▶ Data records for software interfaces

[Start of Attachment]

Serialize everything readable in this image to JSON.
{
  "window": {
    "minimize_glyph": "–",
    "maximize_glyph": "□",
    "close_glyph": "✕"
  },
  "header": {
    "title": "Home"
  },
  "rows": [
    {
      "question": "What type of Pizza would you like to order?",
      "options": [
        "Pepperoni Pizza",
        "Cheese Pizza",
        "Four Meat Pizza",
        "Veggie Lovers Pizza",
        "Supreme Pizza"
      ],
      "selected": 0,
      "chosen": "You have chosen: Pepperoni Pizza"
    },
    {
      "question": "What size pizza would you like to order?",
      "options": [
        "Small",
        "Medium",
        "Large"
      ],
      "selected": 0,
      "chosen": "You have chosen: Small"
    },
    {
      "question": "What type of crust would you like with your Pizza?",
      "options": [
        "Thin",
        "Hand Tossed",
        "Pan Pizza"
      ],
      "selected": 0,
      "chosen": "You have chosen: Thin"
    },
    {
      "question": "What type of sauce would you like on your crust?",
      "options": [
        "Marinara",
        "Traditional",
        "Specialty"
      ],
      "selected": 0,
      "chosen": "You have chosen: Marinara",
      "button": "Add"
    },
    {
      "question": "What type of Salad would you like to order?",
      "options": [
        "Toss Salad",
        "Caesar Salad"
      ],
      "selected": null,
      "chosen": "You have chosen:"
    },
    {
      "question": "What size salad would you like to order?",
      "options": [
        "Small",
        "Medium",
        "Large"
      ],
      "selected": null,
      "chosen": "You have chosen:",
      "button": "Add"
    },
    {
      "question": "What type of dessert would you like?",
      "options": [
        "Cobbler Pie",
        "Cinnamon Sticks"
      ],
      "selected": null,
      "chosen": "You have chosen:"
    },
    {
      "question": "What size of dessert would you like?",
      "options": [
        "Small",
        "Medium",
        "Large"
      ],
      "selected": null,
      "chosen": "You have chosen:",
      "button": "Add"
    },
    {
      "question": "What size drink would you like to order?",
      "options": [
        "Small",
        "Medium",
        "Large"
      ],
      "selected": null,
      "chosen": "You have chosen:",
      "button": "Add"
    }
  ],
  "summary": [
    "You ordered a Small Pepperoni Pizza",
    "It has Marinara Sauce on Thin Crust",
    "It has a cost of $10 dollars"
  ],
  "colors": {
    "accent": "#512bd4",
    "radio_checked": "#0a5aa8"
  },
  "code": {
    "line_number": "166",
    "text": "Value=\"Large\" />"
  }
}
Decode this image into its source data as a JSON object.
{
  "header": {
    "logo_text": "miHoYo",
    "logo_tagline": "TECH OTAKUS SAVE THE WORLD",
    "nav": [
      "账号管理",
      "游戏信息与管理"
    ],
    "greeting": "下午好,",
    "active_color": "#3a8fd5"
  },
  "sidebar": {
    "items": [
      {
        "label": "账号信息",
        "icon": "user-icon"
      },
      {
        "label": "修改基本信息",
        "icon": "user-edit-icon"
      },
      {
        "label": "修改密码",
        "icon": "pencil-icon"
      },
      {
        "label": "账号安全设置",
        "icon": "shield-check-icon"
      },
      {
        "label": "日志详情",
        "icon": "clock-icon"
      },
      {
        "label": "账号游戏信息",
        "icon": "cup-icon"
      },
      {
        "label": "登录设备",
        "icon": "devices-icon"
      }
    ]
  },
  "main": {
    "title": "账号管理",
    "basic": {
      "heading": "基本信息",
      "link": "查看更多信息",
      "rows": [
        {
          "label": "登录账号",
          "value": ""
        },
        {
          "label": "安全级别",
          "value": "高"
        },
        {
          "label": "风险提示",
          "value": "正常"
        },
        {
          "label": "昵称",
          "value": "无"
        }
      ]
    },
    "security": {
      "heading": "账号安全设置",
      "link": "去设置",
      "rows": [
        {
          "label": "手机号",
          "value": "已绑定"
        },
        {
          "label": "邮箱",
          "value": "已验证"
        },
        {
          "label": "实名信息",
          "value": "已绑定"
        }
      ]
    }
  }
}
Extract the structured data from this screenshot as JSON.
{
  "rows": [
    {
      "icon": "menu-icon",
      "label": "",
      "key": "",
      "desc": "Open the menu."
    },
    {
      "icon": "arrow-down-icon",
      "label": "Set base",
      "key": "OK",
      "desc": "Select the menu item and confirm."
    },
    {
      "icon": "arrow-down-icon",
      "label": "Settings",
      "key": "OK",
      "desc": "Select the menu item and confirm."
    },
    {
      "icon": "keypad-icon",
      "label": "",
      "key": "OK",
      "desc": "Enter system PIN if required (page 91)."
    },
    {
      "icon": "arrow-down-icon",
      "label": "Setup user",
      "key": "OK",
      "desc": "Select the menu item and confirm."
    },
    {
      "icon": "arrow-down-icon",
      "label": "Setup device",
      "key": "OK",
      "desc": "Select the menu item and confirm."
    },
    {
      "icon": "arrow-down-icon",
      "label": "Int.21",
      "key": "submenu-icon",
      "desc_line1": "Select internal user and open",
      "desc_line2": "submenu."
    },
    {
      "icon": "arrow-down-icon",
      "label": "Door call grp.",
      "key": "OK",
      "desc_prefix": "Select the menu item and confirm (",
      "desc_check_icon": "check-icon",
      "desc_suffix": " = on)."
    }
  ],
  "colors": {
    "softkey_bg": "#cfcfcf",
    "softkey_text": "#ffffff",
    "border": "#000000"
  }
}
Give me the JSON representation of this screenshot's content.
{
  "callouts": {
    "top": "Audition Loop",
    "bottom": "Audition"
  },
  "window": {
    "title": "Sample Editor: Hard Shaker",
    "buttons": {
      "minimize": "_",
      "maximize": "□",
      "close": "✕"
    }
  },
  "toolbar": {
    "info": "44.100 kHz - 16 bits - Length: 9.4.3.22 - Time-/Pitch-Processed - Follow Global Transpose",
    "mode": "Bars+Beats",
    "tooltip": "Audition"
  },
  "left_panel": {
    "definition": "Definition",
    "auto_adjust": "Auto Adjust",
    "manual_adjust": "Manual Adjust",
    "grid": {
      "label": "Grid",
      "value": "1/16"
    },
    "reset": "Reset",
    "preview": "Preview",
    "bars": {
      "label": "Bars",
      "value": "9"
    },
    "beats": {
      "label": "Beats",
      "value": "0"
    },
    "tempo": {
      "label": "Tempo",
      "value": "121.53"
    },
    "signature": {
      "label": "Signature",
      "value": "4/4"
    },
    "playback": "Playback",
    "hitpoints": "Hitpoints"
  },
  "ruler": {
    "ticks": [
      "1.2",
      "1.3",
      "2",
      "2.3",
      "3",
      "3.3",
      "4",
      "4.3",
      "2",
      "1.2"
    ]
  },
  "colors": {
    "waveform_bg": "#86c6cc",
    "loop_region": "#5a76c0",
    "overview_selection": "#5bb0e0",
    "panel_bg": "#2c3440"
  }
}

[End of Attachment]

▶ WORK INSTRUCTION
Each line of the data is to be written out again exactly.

▶ SOLVED EXERCISE
Serialize everything readable in this image to JSON.
{
  "window": {
    "minimize_glyph": "–",
    "maximize_glyph": "□",
    "close_glyph": "✕"
  },
  "header": {
    "title": "Home"
  },
  "rows": [
    {
      "question": "What type of Pizza would you like to order?",
      "options": [
        "Pepperoni Pizza",
        "Cheese Pizza",
        "Four Meat Pizza",
        "Veggie Lovers Pizza",
        "Supreme Pizza"
      ],
      "selected": 0,
      "chosen": "You have chosen: Pepperoni Pizza"
    },
    {
      "question": "What size pizza would you like to order?",
      "options": [
        "Small",
        "Medium",
        "Large"
      ],
      "selected": 0,
      "chosen": "You have chosen: Small"
    },
    {
      "question": "What type of crust would you like with your Pizza?",
      "options": [
        "Thin",
        "Hand Tossed",
        "Pan Pizza"
      ],
      "selected": 0,
      "chosen": "You have chosen: Thin"
    },
    {
      "question": "What type of sauce would you like on your crust?",
      "options": [
        "Marinara",
        "Traditional",
        "Specialty"
      ],
      "selected": 0,
      "chosen": "You have chosen: Marinara",
      "button": "Add"
    },
    {
      "question": "What type of Salad would you like to order?",
      "options": [
        "Toss Salad",
        "Caesar Salad"
      ],
      "selected": null,
      "chosen": "You have chosen:"
    },
    {
      "question": "What size salad would you like to order?",
      "options": [
        "Small",
        "Medium",
        "Large"
      ],
      "selected": null,
      "chosen": "You have chosen:",
      "button": "Add"
    },
    {
      "question": "What type of dessert would you like?",
      "options": [
        "Cobbler Pie",
        "Cinnamon Sticks"
      ],
      "selected": null,
      "chosen": "You have chosen:"
    },
    {
      "question": "What size of dessert would you like?",
      "options": [
        "Small",
        "Medium",
        "Large"
      ],
      "selected": null,
      "chosen": "You have chosen:",
      "button": "Add"
    },
    {
      "question": "What size drink would you like to order?",
      "options": [
        "Small",
        "Medium",
        "Large"
      ],
      "selected": null,
      "chosen": "You have chosen:",
      "button": "Add"
    }
  ],
  "summary": [
    "You ordered a Small Pepperoni Pizza",
    "It has Marinara Sauce on Thin Crust",
    "It has a cost of $10 dollars"
  ],
  "colors": {
    "accent": "#512bd4",
    "radio_checked": "#0a5aa8"
  },
  "code": {
    "line_number": "166",
    "text": "Value=\"Large\" />"
  }
}
Decode this image into its source data as a JSON object.
{
  "header": {
    "logo_text": "miHoYo",
    "logo_tagline": "TECH OTAKUS SAVE THE WORLD",
    "nav": [
      "账号管理",
      "游戏信息与管理"
    ],
    "greeting": "下午好,",
    "active_color": "#3a8fd5"
  },
  "sidebar": {
    "items": [
      {
        "label": "账号信息",
        "icon": "user-icon"
      },
      {
        "label": "修改基本信息",
        "icon": "user-edit-icon"
      },
      {
        "label": "修改密码",
        "icon": "pencil-icon"
      },
      {
        "label": "账号安全设置",
        "icon": "shield-check-icon"
      },
      {
        "label": "日志详情",
        "icon": "clock-icon"
      },
      {
        "label": "账号游戏信息",
        "icon": "cup-icon"
      },
      {
        "label": "登录设备",
        "icon": "devices-icon"
      }
    ]
  },
  "main": {
    "title": "账号管理",
    "basic": {
      "heading": "基本信息",
      "link": "查看更多信息",
      "rows": [
        {
          "label": "登录账号",
          "value": ""
        },
        {
          "label": "安全级别",
          "value": "高"
        },
        {
          "label": "风险提示",
          "value": "正常"
        },
        {
          "label": "昵称",
          "value": "无"
        }
      ]
    },
    "security": {
      "heading": "账号安全设置",
      "link": "去设置",
      "rows": [
        {
          "label": "手机号",
          "value": "已绑定"
        },
        {
          "label": "邮箱",
          "value": "已验证"
        },
        {
          "label": "实名信息",
          "value": "已绑定"
        }
      ]
    }
  }
}
Extract the structured data from this screenshot as JSON.
{
  "rows": [
    {
      "icon": "menu-icon",
      "label": "",
      "key": "",
      "desc": "Open the menu."
    },
    {
      "icon": "arrow-down-icon",
      "label": "Set base",
      "key": "OK",
      "desc": "Select the menu item and confirm."
    },
    {
      "icon": "arrow-down-icon",
      "label": "Settings",
      "key": "OK",
      "desc": "Select the menu item and confirm."
    },
    {
      "icon": "keypad-icon",
      "label": "",
      "key": "OK",
      "desc": "Enter system PIN if required (page 91)."
    },
    {
      "icon": "arrow-down-icon",
      "label": "Setup user",
      "key": "OK",
      "desc": "Select the menu item and confirm."
    },
    {
      "icon": "arrow-down-icon",
      "label": "Setup device",
      "key": "OK",
      "desc": "Select the menu item and confirm."
    },
    {
      "icon": "arrow-down-icon",
      "label": "Int.21",
      "key": "submenu-icon",
      "desc_line1": "Select internal user and open",
      "desc_line2": "submenu."
    },
    {
      "icon": "arrow-down-icon",
      "label": "Door call grp.",
      "key": "OK",
      "desc_prefix": "Select the menu item and confirm (",
      "desc_check_icon": "check-icon",
      "desc_suffix": " = on)."
    }
  ],
  "colors": {
    "softkey_bg": "#cfcfcf",
    "softkey_text": "#ffffff",
    "border": "#000000"
  }
}
Give me the JSON representation of this screenshot's content.
{
  "callouts": {
    "top": "Audition Loop",
    "bottom": "Audition"
  },
  "window": {
    "title": "Sample Editor: Hard Shaker",
    "buttons": {
      "minimize": "_",
      "maximize": "□",
      "close": "✕"
    }
  },
  "toolbar": {
    "info": "44.100 kHz - 16 bits - Length: 9.4.3.22 - Time-/Pitch-Processed - Follow Global Transpose",
    "mode": "Bars+Beats",
    "tooltip": "Audition"
  },
  "left_panel": {
    "definition": "Definition",
    "auto_adjust": "Auto Adjust",
    "manual_adjust": "Manual Adjust",
    "grid": {
      "label": "Grid",
      "value": "1/16"
    },
    "reset": "Reset",
    "preview": "Preview",
    "bars": {
      "label": "Bars",
      "value": "9"
    },
    "beats": {
      "label": "Beats",
      "value": "0"
    },
    "tempo": {
      "label": "Tempo",
      "value": "121.53"
    },
    "signature": {
      "label": "Signature",
      "value": "4/4"
    },
    "playback": "Playback",
    "hitpoints": "Hitpoints"
  },
  "ruler": {
    "ticks": [
      "1.2",
      "1.3",
      "2",
      "2.3",
      "3",
      "3.3",
      "4",
      "4.3",
      "2",
      "1.2"
    ]
  },
  "colors": {
    "waveform_bg": "#86c6cc",
    "loop_region": "#5a76c0",
    "overview_selection": "#5bb0e0",
    "panel_bg": "#2c3440"
  }
}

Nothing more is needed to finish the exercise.